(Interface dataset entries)
----------
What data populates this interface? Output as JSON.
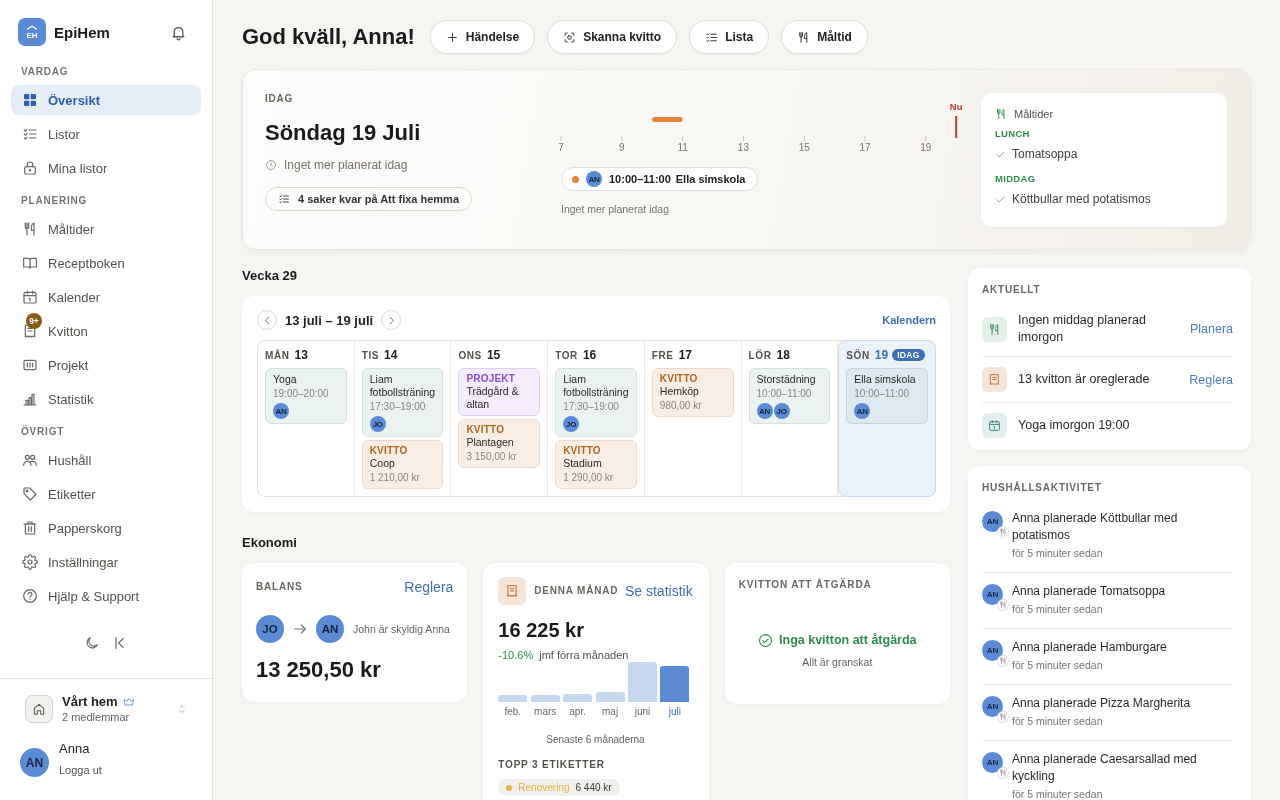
{
  "sidebar": {
    "logo_text": "EH",
    "app_name": "EpiHem",
    "sections": [
      {
        "title": "VARDAG",
        "items": [
          {
            "label": "Översikt",
            "selected": true
          },
          {
            "label": "Listor",
            "selected": false
          },
          {
            "label": "Mina listor",
            "selected": false
          }
        ]
      },
      {
        "title": "PLANERING",
        "items": [
          {
            "label": "Måltider",
            "selected": false
          },
          {
            "label": "Receptboken",
            "selected": false
          },
          {
            "label": "Kalender",
            "selected": false
          },
          {
            "label": "Kvitton",
            "selected": false,
            "badge": "9+"
          },
          {
            "label": "Projekt",
            "selected": false
          },
          {
            "label": "Statistik",
            "selected": false
          }
        ]
      },
      {
        "title": "ÖVRIGT",
        "items": [
          {
            "label": "Hushåll",
            "selected": false
          },
          {
            "label": "Etiketter",
            "selected": false
          },
          {
            "label": "Papperskorg",
            "selected": false
          },
          {
            "label": "Inställningar",
            "selected": false
          },
          {
            "label": "Hjälp & Support",
            "selected": false
          }
        ]
      }
    ],
    "household": {
      "name": "Vårt hem",
      "members": "2 medlemmar"
    },
    "user": {
      "initials": "AN",
      "name": "Anna",
      "action": "Logga ut"
    }
  },
  "header": {
    "greeting": "God kväll, Anna!",
    "actions": [
      {
        "label": "Händelse"
      },
      {
        "label": "Skanna kvitto"
      },
      {
        "label": "Lista"
      },
      {
        "label": "Måltid"
      }
    ]
  },
  "today": {
    "eyebrow": "IDAG",
    "date": "Söndag 19 Juli",
    "status": "Inget mer planerat idag",
    "todo": "4 saker kvar på Att fixa hemma",
    "timeline": {
      "hours": [
        "7",
        "9",
        "11",
        "13",
        "15",
        "17",
        "19"
      ],
      "now_label": "Nu",
      "event": {
        "color": "#e8833a",
        "avatar": "AN",
        "time": "10:00–11:00",
        "title": "Ella simskola"
      },
      "note": "Inget mer planerat idag"
    },
    "meals": {
      "title": "Måltider",
      "entries": [
        {
          "label": "LUNCH",
          "dish": "Tomatsoppa"
        },
        {
          "label": "MIDDAG",
          "dish": "Köttbullar med potatismos"
        }
      ]
    }
  },
  "week": {
    "title": "Vecka 29",
    "range": "13 juli – 19 juli",
    "link": "Kalendern",
    "days": [
      {
        "weekday": "MÅN",
        "date": "13",
        "today": false,
        "events": [
          {
            "kind": "event",
            "title": "Yoga",
            "time": "19:00–20:00",
            "avatars": [
              "AN"
            ]
          }
        ]
      },
      {
        "weekday": "TIS",
        "date": "14",
        "today": false,
        "events": [
          {
            "kind": "event",
            "title": "Liam fotbollsträning",
            "time": "17:30–19:00",
            "avatars": [
              "JO"
            ]
          },
          {
            "kind": "receipt",
            "tag": "KVITTO",
            "title": "Coop",
            "amount": "1 210,00 kr"
          }
        ]
      },
      {
        "weekday": "ONS",
        "date": "15",
        "today": false,
        "events": [
          {
            "kind": "project",
            "tag": "PROJEKT",
            "title": "Trädgård & altan"
          },
          {
            "kind": "receipt",
            "tag": "KVITTO",
            "title": "Plantagen",
            "amount": "3 150,00 kr"
          }
        ]
      },
      {
        "weekday": "TOR",
        "date": "16",
        "today": false,
        "events": [
          {
            "kind": "event",
            "title": "Liam fotbollsträning",
            "time": "17:30–19:00",
            "avatars": [
              "JO"
            ]
          },
          {
            "kind": "receipt",
            "tag": "KVITTO",
            "title": "Stadium",
            "amount": "1 290,00 kr"
          }
        ]
      },
      {
        "weekday": "FRE",
        "date": "17",
        "today": false,
        "events": [
          {
            "kind": "receipt",
            "tag": "KVITTO",
            "title": "Hemköp",
            "amount": "980,00 kr"
          }
        ]
      },
      {
        "weekday": "LÖR",
        "date": "18",
        "today": false,
        "events": [
          {
            "kind": "event",
            "title": "Storstädning",
            "time": "10:00–11:00",
            "avatars": [
              "AN",
              "JO"
            ]
          }
        ]
      },
      {
        "weekday": "SÖN",
        "date": "19",
        "today": true,
        "badge": "IDAG",
        "events": [
          {
            "kind": "event",
            "title": "Ella simskola",
            "time": "10:00–11:00",
            "avatars": [
              "AN"
            ]
          }
        ]
      }
    ]
  },
  "economy": {
    "title": "Ekonomi",
    "balance": {
      "label": "BALANS",
      "link": "Reglera",
      "from": "JO",
      "to": "AN",
      "note": "John är skyldig Anna",
      "amount": "13 250,50 kr"
    },
    "month": {
      "label": "DENNA MÅNAD",
      "link": "Se statistik",
      "total": "16 225 kr",
      "change": "-10.6%",
      "change_note": "jmf förra månaden",
      "months": [
        {
          "label": "feb.",
          "selected": false
        },
        {
          "label": "mars",
          "selected": false
        },
        {
          "label": "apr.",
          "selected": false
        },
        {
          "label": "maj",
          "selected": false
        },
        {
          "label": "juni",
          "selected": false
        },
        {
          "label": "juli",
          "selected": true
        }
      ],
      "caption": "Senaste 6 månaderna",
      "tags_title": "TOPP 3 ETIKETTER",
      "tags": [
        {
          "name": "Renovering",
          "amount": "6 440 kr",
          "color": "#e6b23c"
        }
      ]
    },
    "receipts": {
      "label": "KVITTON ATT ÅTGÄRDA",
      "status": "Inga kvitton att åtgärda",
      "note": "Allt är granskat"
    }
  },
  "current": {
    "title": "AKTUELLT",
    "items": [
      {
        "kind": "meal",
        "text": "Ingen middag planerad imorgon",
        "action": "Planera"
      },
      {
        "kind": "receipt",
        "text": "13 kvitton är oreglerade",
        "action": "Reglera"
      },
      {
        "kind": "calendar",
        "text": "Yoga imorgon 19:00"
      }
    ]
  },
  "activity": {
    "title": "HUSHÅLLSAKTIVITET",
    "items": [
      {
        "avatar": "AN",
        "text": "Anna planerade Köttbullar med potatismos",
        "time": "för 5 minuter sedan"
      },
      {
        "avatar": "AN",
        "text": "Anna planerade Tomatsoppa",
        "time": "för 5 minuter sedan"
      },
      {
        "avatar": "AN",
        "text": "Anna planerade Hamburgare",
        "time": "för 5 minuter sedan"
      },
      {
        "avatar": "AN",
        "text": "Anna planerade Pizza Margherita",
        "time": "för 5 minuter sedan"
      },
      {
        "avatar": "AN",
        "text": "Anna planerade Caesarsallad med kyckling",
        "time": "för 5 minuter sedan"
      }
    ]
  }
}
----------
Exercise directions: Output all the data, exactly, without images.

Solved exercise:
What data populates this interface? Output as JSON.
{
  "sidebar": {
    "logo_text": "EH",
    "app_name": "EpiHem",
    "sections": [
      {
        "title": "VARDAG",
        "items": [
          {
            "label": "Översikt",
            "selected": true
          },
          {
            "label": "Listor",
            "selected": false
          },
          {
            "label": "Mina listor",
            "selected": false
          }
        ]
      },
      {
        "title": "PLANERING",
        "items": [
          {
            "label": "Måltider",
            "selected": false
          },
          {
            "label": "Receptboken",
            "selected": false
          },
          {
            "label": "Kalender",
            "selected": false
          },
          {
            "label": "Kvitton",
            "selected": false,
            "badge": "9+"
          },
          {
            "label": "Projekt",
            "selected": false
          },
          {
            "label": "Statistik",
            "selected": false
          }
        ]
      },
      {
        "title": "ÖVRIGT",
        "items": [
          {
            "label": "Hushåll",
            "selected": false
          },
          {
            "label": "Etiketter",
            "selected": false
          },
          {
            "label": "Papperskorg",
            "selected": false
          },
          {
            "label": "Inställningar",
            "selected": false
          },
          {
            "label": "Hjälp & Support",
            "selected": false
          }
        ]
      }
    ],
    "household": {
      "name": "Vårt hem",
      "members": "2 medlemmar"
    },
    "user": {
      "initials": "AN",
      "name": "Anna",
      "action": "Logga ut"
    }
  },
  "header": {
    "greeting": "God kväll, Anna!",
    "actions": [
      {
        "label": "Händelse"
      },
      {
        "label": "Skanna kvitto"
      },
      {
        "label": "Lista"
      },
      {
        "label": "Måltid"
      }
    ]
  },
  "today": {
    "eyebrow": "IDAG",
    "date": "Söndag 19 Juli",
    "status": "Inget mer planerat idag",
    "todo": "4 saker kvar på Att fixa hemma",
    "timeline": {
      "hours": [
        "7",
        "9",
        "11",
        "13",
        "15",
        "17",
        "19"
      ],
      "now_label": "Nu",
      "event": {
        "color": "#e8833a",
        "avatar": "AN",
        "time": "10:00–11:00",
        "title": "Ella simskola"
      },
      "note": "Inget mer planerat idag"
    },
    "meals": {
      "title": "Måltider",
      "entries": [
        {
          "label": "LUNCH",
          "dish": "Tomatsoppa"
        },
        {
          "label": "MIDDAG",
          "dish": "Köttbullar med potatismos"
        }
      ]
    }
  },
  "week": {
    "title": "Vecka 29",
    "range": "13 juli – 19 juli",
    "link": "Kalendern",
    "days": [
      {
        "weekday": "MÅN",
        "date": "13",
        "today": false,
        "events": [
          {
            "kind": "event",
            "title": "Yoga",
            "time": "19:00–20:00",
            "avatars": [
              "AN"
            ]
          }
        ]
      },
      {
        "weekday": "TIS",
        "date": "14",
        "today": false,
        "events": [
          {
            "kind": "event",
            "title": "Liam fotbollsträning",
            "time": "17:30–19:00",
            "avatars": [
              "JO"
            ]
          },
          {
            "kind": "receipt",
            "tag": "KVITTO",
            "title": "Coop",
            "amount": "1 210,00 kr"
          }
        ]
      },
      {
        "weekday": "ONS",
        "date": "15",
        "today": false,
        "events": [
          {
            "kind": "project",
            "tag": "PROJEKT",
            "title": "Trädgård & altan"
          },
          {
            "kind": "receipt",
            "tag": "KVITTO",
            "title": "Plantagen",
            "amount": "3 150,00 kr"
          }
        ]
      },
      {
        "weekday": "TOR",
        "date": "16",
        "today": false,
        "events": [
          {
            "kind": "event",
            "title": "Liam fotbollsträning",
            "time": "17:30–19:00",
            "avatars": [
              "JO"
            ]
          },
          {
            "kind": "receipt",
            "tag": "KVITTO",
            "title": "Stadium",
            "amount": "1 290,00 kr"
          }
        ]
      },
      {
        "weekday": "FRE",
        "date": "17",
        "today": false,
        "events": [
          {
            "kind": "receipt",
            "tag": "KVITTO",
            "title": "Hemköp",
            "amount": "980,00 kr"
          }
        ]
      },
      {
        "weekday": "LÖR",
        "date": "18",
        "today": false,
        "events": [
          {
            "kind": "event",
            "title": "Storstädning",
            "time": "10:00–11:00",
            "avatars": [
              "AN",
              "JO"
            ]
          }
        ]
      },
      {
        "weekday": "SÖN",
        "date": "19",
        "today": true,
        "badge": "IDAG",
        "events": [
          {
            "kind": "event",
            "title": "Ella simskola",
            "time": "10:00–11:00",
            "avatars": [
              "AN"
            ]
          }
        ]
      }
    ]
  },
  "economy": {
    "title": "Ekonomi",
    "balance": {
      "label": "BALANS",
      "link": "Reglera",
      "from": "JO",
      "to": "AN",
      "note": "John är skyldig Anna",
      "amount": "13 250,50 kr"
    },
    "month": {
      "label": "DENNA MÅNAD",
      "link": "Se statistik",
      "total": "16 225 kr",
      "change": "-10.6%",
      "change_note": "jmf förra månaden",
      "months": [
        {
          "label": "feb.",
          "selected": false
        },
        {
          "label": "mars",
          "selected": false
        },
        {
          "label": "apr.",
          "selected": false
        },
        {
          "label": "maj",
          "selected": false
        },
        {
          "label": "juni",
          "selected": false
        },
        {
          "label": "juli",
          "selected": true
        }
      ],
      "caption": "Senaste 6 månaderna",
      "tags_title": "TOPP 3 ETIKETTER",
      "tags": [
        {
          "name": "Renovering",
          "amount": "6 440 kr",
          "color": "#e6b23c"
        }
      ]
    },
    "receipts": {
      "label": "KVITTON ATT ÅTGÄRDA",
      "status": "Inga kvitton att åtgärda",
      "note": "Allt är granskat"
    }
  },
  "current": {
    "title": "AKTUELLT",
    "items": [
      {
        "kind": "meal",
        "text": "Ingen middag planerad imorgon",
        "action": "Planera"
      },
      {
        "kind": "receipt",
        "text": "13 kvitton är oreglerade",
        "action": "Reglera"
      },
      {
        "kind": "calendar",
        "text": "Yoga imorgon 19:00"
      }
    ]
  },
  "activity": {
    "title": "HUSHÅLLSAKTIVITET",
    "items": [
      {
        "avatar": "AN",
        "text": "Anna planerade Köttbullar med potatismos",
        "time": "för 5 minuter sedan"
      },
      {
        "avatar": "AN",
        "text": "Anna planerade Tomatsoppa",
        "time": "för 5 minuter sedan"
      },
      {
        "avatar": "AN",
        "text": "Anna planerade Hamburgare",
        "time": "för 5 minuter sedan"
      },
      {
        "avatar": "AN",
        "text": "Anna planerade Pizza Margherita",
        "time": "för 5 minuter sedan"
      },
      {
        "avatar": "AN",
        "text": "Anna planerade Caesarsallad med kyckling",
        "time": "för 5 minuter sedan"
      }
    ]
  }
}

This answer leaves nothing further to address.